### HOW TO COMPLETE THIS TASK
Print every entry word for word, but omit the pictures.
──────
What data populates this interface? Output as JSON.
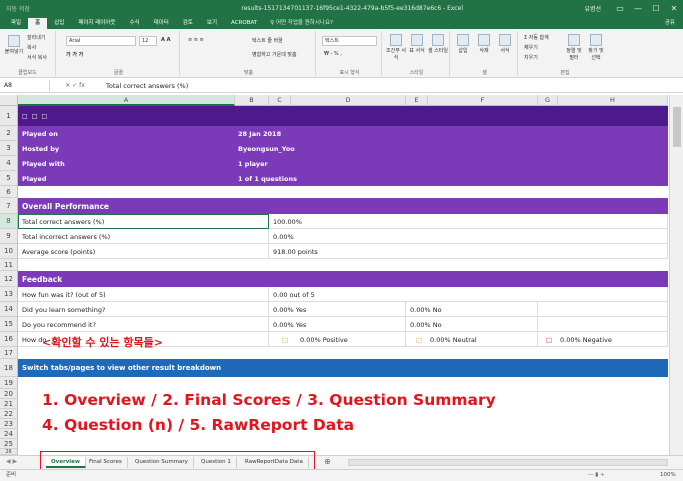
{
  "window": {
    "qat": "자동 저장",
    "title": "results-1517134701137-16f95ce1-4322-479a-b5f5-ee316d87e6c6  -  Excel",
    "user": "유병선",
    "controls": [
      "▭",
      "—",
      "☐",
      "✕"
    ]
  },
  "ribbon_tabs": [
    "파일",
    "홈",
    "삽입",
    "페이지 레이아웃",
    "수식",
    "데이터",
    "검토",
    "보기",
    "ACROBAT"
  ],
  "tell_me": "♀ 어떤 작업을 원하시나요?",
  "share": "공유",
  "ribbon": {
    "paste": "붙여넣기",
    "cut": "잘라내기",
    "copy": "복사",
    "format_painter": "서식 복사",
    "font_name": "Arial",
    "font_size": "12",
    "wrap_text": "텍스트 줄 바꿈",
    "merge_center": "병합하고 가운데 맞춤",
    "number_format": "텍스트",
    "cond_format": "조건부 서식",
    "format_table": "표 서식",
    "cell_styles": "셀 스타일",
    "insert": "삽입",
    "delete": "삭제",
    "format": "서식",
    "autosum": "Σ 자동 합계",
    "fill": "채우기",
    "clear": "지우기",
    "sort_filter": "정렬 및 필터",
    "find_select": "찾기 및 선택",
    "groups": [
      "클립보드",
      "글꼴",
      "맞춤",
      "표시 형식",
      "스타일",
      "셀",
      "편집"
    ]
  },
  "formula_bar": {
    "name_box": "A8",
    "fx": "✕ ✓ fx",
    "value": "Total correct answers (%)"
  },
  "columns": [
    "A",
    "B",
    "C",
    "D",
    "E",
    "F",
    "G",
    "H"
  ],
  "rows": [
    "1",
    "2",
    "3",
    "4",
    "5",
    "6",
    "7",
    "8",
    "9",
    "10",
    "11",
    "12",
    "13",
    "14",
    "15",
    "16",
    "17",
    "18",
    "19",
    "20",
    "21",
    "22",
    "23",
    "24",
    "25",
    "26"
  ],
  "sheet": {
    "r1_a": "□ □ □",
    "played_on_label": "Played on",
    "played_on_value": "28 Jan 2018",
    "hosted_by_label": "Hosted by",
    "hosted_by_value": "Byeongsun_Yoo",
    "played_with_label": "Played with",
    "played_with_value": "1 player",
    "played_label": "Played",
    "played_value": "1 of 1 questions",
    "overall_title": "Overall Performance",
    "total_correct_label": "Total correct answers (%)",
    "total_correct_value": "100.00%",
    "total_incorrect_label": "Total incorrect answers (%)",
    "total_incorrect_value": "0.00%",
    "avg_score_label": "Average score (points)",
    "avg_score_value": "918.00 points",
    "feedback_title": "Feedback",
    "fun_label": "How fun was it? (out of 5)",
    "fun_value": "0.00 out of 5",
    "learn_label": "Did you learn something?",
    "learn_yes": "0.00% Yes",
    "learn_no": "0.00% No",
    "recommend_label": "Do you recommend it?",
    "recommend_yes": "0.00% Yes",
    "recommend_no": "0.00% No",
    "feel_label": "How do",
    "feel_positive": "0.00% Positive",
    "feel_neutral": "0.00% Neutral",
    "feel_negative": "0.00% Negative",
    "feel_icon": "□",
    "switch_text": "Switch tabs/pages to view other result breakdown"
  },
  "annotation": {
    "heading": "<확인할 수 있는 항목들>",
    "line1": "1. Overview / 2. Final Scores / 3. Question Summary",
    "line2": "4. Question (n) / 5. RawReport Data"
  },
  "sheet_tabs": [
    "Overview",
    "Final Scores",
    "Question Summary",
    "Question 1",
    "RawReportData Data"
  ],
  "status": {
    "ready": "준비",
    "zoom": "100%"
  },
  "colors": {
    "excel_green": "#217346",
    "purple_dark": "#4e1a8b",
    "purple": "#7b3bb8",
    "blue": "#1e6ab8",
    "annotation_red": "#e2141d"
  }
}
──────
### EXERCISE RESULT
What data populates this interface? Output as JSON.
{
  "window": {
    "qat": "자동 저장",
    "title": "results-1517134701137-16f95ce1-4322-479a-b5f5-ee316d87e6c6  -  Excel",
    "user": "유병선",
    "controls": [
      "▭",
      "—",
      "☐",
      "✕"
    ]
  },
  "ribbon_tabs": [
    "파일",
    "홈",
    "삽입",
    "페이지 레이아웃",
    "수식",
    "데이터",
    "검토",
    "보기",
    "ACROBAT"
  ],
  "tell_me": "♀ 어떤 작업을 원하시나요?",
  "share": "공유",
  "ribbon": {
    "paste": "붙여넣기",
    "cut": "잘라내기",
    "copy": "복사",
    "format_painter": "서식 복사",
    "font_name": "Arial",
    "font_size": "12",
    "wrap_text": "텍스트 줄 바꿈",
    "merge_center": "병합하고 가운데 맞춤",
    "number_format": "텍스트",
    "cond_format": "조건부 서식",
    "format_table": "표 서식",
    "cell_styles": "셀 스타일",
    "insert": "삽입",
    "delete": "삭제",
    "format": "서식",
    "autosum": "Σ 자동 합계",
    "fill": "채우기",
    "clear": "지우기",
    "sort_filter": "정렬 및 필터",
    "find_select": "찾기 및 선택",
    "groups": [
      "클립보드",
      "글꼴",
      "맞춤",
      "표시 형식",
      "스타일",
      "셀",
      "편집"
    ]
  },
  "formula_bar": {
    "name_box": "A8",
    "fx": "✕ ✓ fx",
    "value": "Total correct answers (%)"
  },
  "columns": [
    "A",
    "B",
    "C",
    "D",
    "E",
    "F",
    "G",
    "H"
  ],
  "rows": [
    "1",
    "2",
    "3",
    "4",
    "5",
    "6",
    "7",
    "8",
    "9",
    "10",
    "11",
    "12",
    "13",
    "14",
    "15",
    "16",
    "17",
    "18",
    "19",
    "20",
    "21",
    "22",
    "23",
    "24",
    "25",
    "26"
  ],
  "sheet": {
    "r1_a": "□ □ □",
    "played_on_label": "Played on",
    "played_on_value": "28 Jan 2018",
    "hosted_by_label": "Hosted by",
    "hosted_by_value": "Byeongsun_Yoo",
    "played_with_label": "Played with",
    "played_with_value": "1 player",
    "played_label": "Played",
    "played_value": "1 of 1 questions",
    "overall_title": "Overall Performance",
    "total_correct_label": "Total correct answers (%)",
    "total_correct_value": "100.00%",
    "total_incorrect_label": "Total incorrect answers (%)",
    "total_incorrect_value": "0.00%",
    "avg_score_label": "Average score (points)",
    "avg_score_value": "918.00 points",
    "feedback_title": "Feedback",
    "fun_label": "How fun was it? (out of 5)",
    "fun_value": "0.00 out of 5",
    "learn_label": "Did you learn something?",
    "learn_yes": "0.00% Yes",
    "learn_no": "0.00% No",
    "recommend_label": "Do you recommend it?",
    "recommend_yes": "0.00% Yes",
    "recommend_no": "0.00% No",
    "feel_label": "How do",
    "feel_positive": "0.00% Positive",
    "feel_neutral": "0.00% Neutral",
    "feel_negative": "0.00% Negative",
    "feel_icon": "□",
    "switch_text": "Switch tabs/pages to view other result breakdown"
  },
  "annotation": {
    "heading": "<확인할 수 있는 항목들>",
    "line1": "1. Overview / 2. Final Scores / 3. Question Summary",
    "line2": "4. Question (n) / 5. RawReport Data"
  },
  "sheet_tabs": [
    "Overview",
    "Final Scores",
    "Question Summary",
    "Question 1",
    "RawReportData Data"
  ],
  "status": {
    "ready": "준비",
    "zoom": "100%"
  },
  "colors": {
    "excel_green": "#217346",
    "purple_dark": "#4e1a8b",
    "purple": "#7b3bb8",
    "blue": "#1e6ab8",
    "annotation_red": "#e2141d"
  }
}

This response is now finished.